#### [Recorded data]
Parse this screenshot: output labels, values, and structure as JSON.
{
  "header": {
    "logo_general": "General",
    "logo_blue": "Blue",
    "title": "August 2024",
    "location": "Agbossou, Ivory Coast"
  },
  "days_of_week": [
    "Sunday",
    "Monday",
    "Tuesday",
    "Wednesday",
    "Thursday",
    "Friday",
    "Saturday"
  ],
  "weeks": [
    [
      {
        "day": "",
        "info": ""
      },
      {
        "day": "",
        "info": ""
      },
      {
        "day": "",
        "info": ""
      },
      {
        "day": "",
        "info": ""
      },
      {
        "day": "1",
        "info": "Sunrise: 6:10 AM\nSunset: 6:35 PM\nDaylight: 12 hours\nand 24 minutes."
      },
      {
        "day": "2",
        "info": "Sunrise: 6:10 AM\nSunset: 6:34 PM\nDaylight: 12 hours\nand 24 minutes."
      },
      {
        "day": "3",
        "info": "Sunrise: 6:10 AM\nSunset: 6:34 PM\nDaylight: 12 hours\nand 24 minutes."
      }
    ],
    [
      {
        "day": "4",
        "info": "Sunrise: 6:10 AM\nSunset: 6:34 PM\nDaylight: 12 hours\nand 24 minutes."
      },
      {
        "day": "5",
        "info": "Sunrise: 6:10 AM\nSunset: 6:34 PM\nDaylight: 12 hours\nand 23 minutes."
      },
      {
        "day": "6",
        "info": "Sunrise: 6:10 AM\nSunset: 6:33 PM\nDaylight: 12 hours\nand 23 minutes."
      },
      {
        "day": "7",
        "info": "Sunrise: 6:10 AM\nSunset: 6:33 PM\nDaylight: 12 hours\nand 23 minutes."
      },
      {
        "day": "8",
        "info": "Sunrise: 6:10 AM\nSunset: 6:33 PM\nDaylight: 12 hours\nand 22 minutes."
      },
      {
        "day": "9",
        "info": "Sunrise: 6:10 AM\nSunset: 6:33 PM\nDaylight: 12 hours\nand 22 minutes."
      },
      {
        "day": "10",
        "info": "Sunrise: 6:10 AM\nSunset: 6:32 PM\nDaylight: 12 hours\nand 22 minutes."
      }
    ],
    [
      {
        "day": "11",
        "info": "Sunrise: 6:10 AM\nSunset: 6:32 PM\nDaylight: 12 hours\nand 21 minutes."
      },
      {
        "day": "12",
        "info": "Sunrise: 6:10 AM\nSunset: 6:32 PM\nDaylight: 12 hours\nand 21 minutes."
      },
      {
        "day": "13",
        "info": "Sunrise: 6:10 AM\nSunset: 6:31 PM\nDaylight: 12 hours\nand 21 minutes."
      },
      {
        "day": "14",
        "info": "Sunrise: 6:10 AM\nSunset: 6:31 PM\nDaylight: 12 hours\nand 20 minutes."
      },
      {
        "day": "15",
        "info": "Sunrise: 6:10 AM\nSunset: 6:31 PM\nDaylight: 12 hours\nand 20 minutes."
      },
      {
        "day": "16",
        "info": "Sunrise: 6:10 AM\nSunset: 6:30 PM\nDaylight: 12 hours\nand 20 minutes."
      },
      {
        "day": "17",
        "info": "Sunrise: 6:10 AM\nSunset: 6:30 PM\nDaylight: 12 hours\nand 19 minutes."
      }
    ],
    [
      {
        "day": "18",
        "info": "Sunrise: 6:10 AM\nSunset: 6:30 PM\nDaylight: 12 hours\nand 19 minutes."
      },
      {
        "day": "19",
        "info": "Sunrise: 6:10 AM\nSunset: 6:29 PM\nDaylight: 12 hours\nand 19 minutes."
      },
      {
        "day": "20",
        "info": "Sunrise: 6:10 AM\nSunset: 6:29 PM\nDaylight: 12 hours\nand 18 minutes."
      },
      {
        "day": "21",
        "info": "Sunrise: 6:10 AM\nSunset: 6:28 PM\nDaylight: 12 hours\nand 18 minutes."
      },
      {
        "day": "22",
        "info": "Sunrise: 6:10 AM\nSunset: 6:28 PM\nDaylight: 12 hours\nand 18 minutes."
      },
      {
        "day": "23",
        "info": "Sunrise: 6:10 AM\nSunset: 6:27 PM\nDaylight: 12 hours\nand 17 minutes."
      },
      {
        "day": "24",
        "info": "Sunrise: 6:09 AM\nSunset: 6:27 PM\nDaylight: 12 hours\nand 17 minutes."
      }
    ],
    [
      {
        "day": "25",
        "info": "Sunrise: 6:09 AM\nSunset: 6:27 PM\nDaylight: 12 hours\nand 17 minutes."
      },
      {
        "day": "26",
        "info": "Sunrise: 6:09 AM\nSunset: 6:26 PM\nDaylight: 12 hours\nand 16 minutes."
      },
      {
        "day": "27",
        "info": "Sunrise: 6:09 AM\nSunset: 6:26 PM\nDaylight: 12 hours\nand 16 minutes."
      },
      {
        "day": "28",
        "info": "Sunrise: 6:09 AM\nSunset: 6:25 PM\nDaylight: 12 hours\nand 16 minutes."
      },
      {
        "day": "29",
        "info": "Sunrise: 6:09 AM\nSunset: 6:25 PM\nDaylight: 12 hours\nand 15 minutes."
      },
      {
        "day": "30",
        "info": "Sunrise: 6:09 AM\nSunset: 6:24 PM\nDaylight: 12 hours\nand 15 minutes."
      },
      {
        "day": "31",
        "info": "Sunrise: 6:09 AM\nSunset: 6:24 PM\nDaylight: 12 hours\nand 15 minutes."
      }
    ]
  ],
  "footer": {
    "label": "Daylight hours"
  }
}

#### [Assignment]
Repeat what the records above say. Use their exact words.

#### [Answer for this exercise]
Parse this screenshot: output labels, values, and structure as JSON.
{
  "header": {
    "logo_general": "General",
    "logo_blue": "Blue",
    "title": "August 2024",
    "location": "Agbossou, Ivory Coast"
  },
  "days_of_week": [
    "Sunday",
    "Monday",
    "Tuesday",
    "Wednesday",
    "Thursday",
    "Friday",
    "Saturday"
  ],
  "weeks": [
    [
      {
        "day": "",
        "info": ""
      },
      {
        "day": "",
        "info": ""
      },
      {
        "day": "",
        "info": ""
      },
      {
        "day": "",
        "info": ""
      },
      {
        "day": "1",
        "info": "Sunrise: 6:10 AM\nSunset: 6:35 PM\nDaylight: 12 hours\nand 24 minutes."
      },
      {
        "day": "2",
        "info": "Sunrise: 6:10 AM\nSunset: 6:34 PM\nDaylight: 12 hours\nand 24 minutes."
      },
      {
        "day": "3",
        "info": "Sunrise: 6:10 AM\nSunset: 6:34 PM\nDaylight: 12 hours\nand 24 minutes."
      }
    ],
    [
      {
        "day": "4",
        "info": "Sunrise: 6:10 AM\nSunset: 6:34 PM\nDaylight: 12 hours\nand 24 minutes."
      },
      {
        "day": "5",
        "info": "Sunrise: 6:10 AM\nSunset: 6:34 PM\nDaylight: 12 hours\nand 23 minutes."
      },
      {
        "day": "6",
        "info": "Sunrise: 6:10 AM\nSunset: 6:33 PM\nDaylight: 12 hours\nand 23 minutes."
      },
      {
        "day": "7",
        "info": "Sunrise: 6:10 AM\nSunset: 6:33 PM\nDaylight: 12 hours\nand 23 minutes."
      },
      {
        "day": "8",
        "info": "Sunrise: 6:10 AM\nSunset: 6:33 PM\nDaylight: 12 hours\nand 22 minutes."
      },
      {
        "day": "9",
        "info": "Sunrise: 6:10 AM\nSunset: 6:33 PM\nDaylight: 12 hours\nand 22 minutes."
      },
      {
        "day": "10",
        "info": "Sunrise: 6:10 AM\nSunset: 6:32 PM\nDaylight: 12 hours\nand 22 minutes."
      }
    ],
    [
      {
        "day": "11",
        "info": "Sunrise: 6:10 AM\nSunset: 6:32 PM\nDaylight: 12 hours\nand 21 minutes."
      },
      {
        "day": "12",
        "info": "Sunrise: 6:10 AM\nSunset: 6:32 PM\nDaylight: 12 hours\nand 21 minutes."
      },
      {
        "day": "13",
        "info": "Sunrise: 6:10 AM\nSunset: 6:31 PM\nDaylight: 12 hours\nand 21 minutes."
      },
      {
        "day": "14",
        "info": "Sunrise: 6:10 AM\nSunset: 6:31 PM\nDaylight: 12 hours\nand 20 minutes."
      },
      {
        "day": "15",
        "info": "Sunrise: 6:10 AM\nSunset: 6:31 PM\nDaylight: 12 hours\nand 20 minutes."
      },
      {
        "day": "16",
        "info": "Sunrise: 6:10 AM\nSunset: 6:30 PM\nDaylight: 12 hours\nand 20 minutes."
      },
      {
        "day": "17",
        "info": "Sunrise: 6:10 AM\nSunset: 6:30 PM\nDaylight: 12 hours\nand 19 minutes."
      }
    ],
    [
      {
        "day": "18",
        "info": "Sunrise: 6:10 AM\nSunset: 6:30 PM\nDaylight: 12 hours\nand 19 minutes."
      },
      {
        "day": "19",
        "info": "Sunrise: 6:10 AM\nSunset: 6:29 PM\nDaylight: 12 hours\nand 19 minutes."
      },
      {
        "day": "20",
        "info": "Sunrise: 6:10 AM\nSunset: 6:29 PM\nDaylight: 12 hours\nand 18 minutes."
      },
      {
        "day": "21",
        "info": "Sunrise: 6:10 AM\nSunset: 6:28 PM\nDaylight: 12 hours\nand 18 minutes."
      },
      {
        "day": "22",
        "info": "Sunrise: 6:10 AM\nSunset: 6:28 PM\nDaylight: 12 hours\nand 18 minutes."
      },
      {
        "day": "23",
        "info": "Sunrise: 6:10 AM\nSunset: 6:27 PM\nDaylight: 12 hours\nand 17 minutes."
      },
      {
        "day": "24",
        "info": "Sunrise: 6:09 AM\nSunset: 6:27 PM\nDaylight: 12 hours\nand 17 minutes."
      }
    ],
    [
      {
        "day": "25",
        "info": "Sunrise: 6:09 AM\nSunset: 6:27 PM\nDaylight: 12 hours\nand 17 minutes."
      },
      {
        "day": "26",
        "info": "Sunrise: 6:09 AM\nSunset: 6:26 PM\nDaylight: 12 hours\nand 16 minutes."
      },
      {
        "day": "27",
        "info": "Sunrise: 6:09 AM\nSunset: 6:26 PM\nDaylight: 12 hours\nand 16 minutes."
      },
      {
        "day": "28",
        "info": "Sunrise: 6:09 AM\nSunset: 6:25 PM\nDaylight: 12 hours\nand 16 minutes."
      },
      {
        "day": "29",
        "info": "Sunrise: 6:09 AM\nSunset: 6:25 PM\nDaylight: 12 hours\nand 15 minutes."
      },
      {
        "day": "30",
        "info": "Sunrise: 6:09 AM\nSunset: 6:24 PM\nDaylight: 12 hours\nand 15 minutes."
      },
      {
        "day": "31",
        "info": "Sunrise: 6:09 AM\nSunset: 6:24 PM\nDaylight: 12 hours\nand 15 minutes."
      }
    ]
  ],
  "footer": {
    "label": "Daylight hours"
  }
}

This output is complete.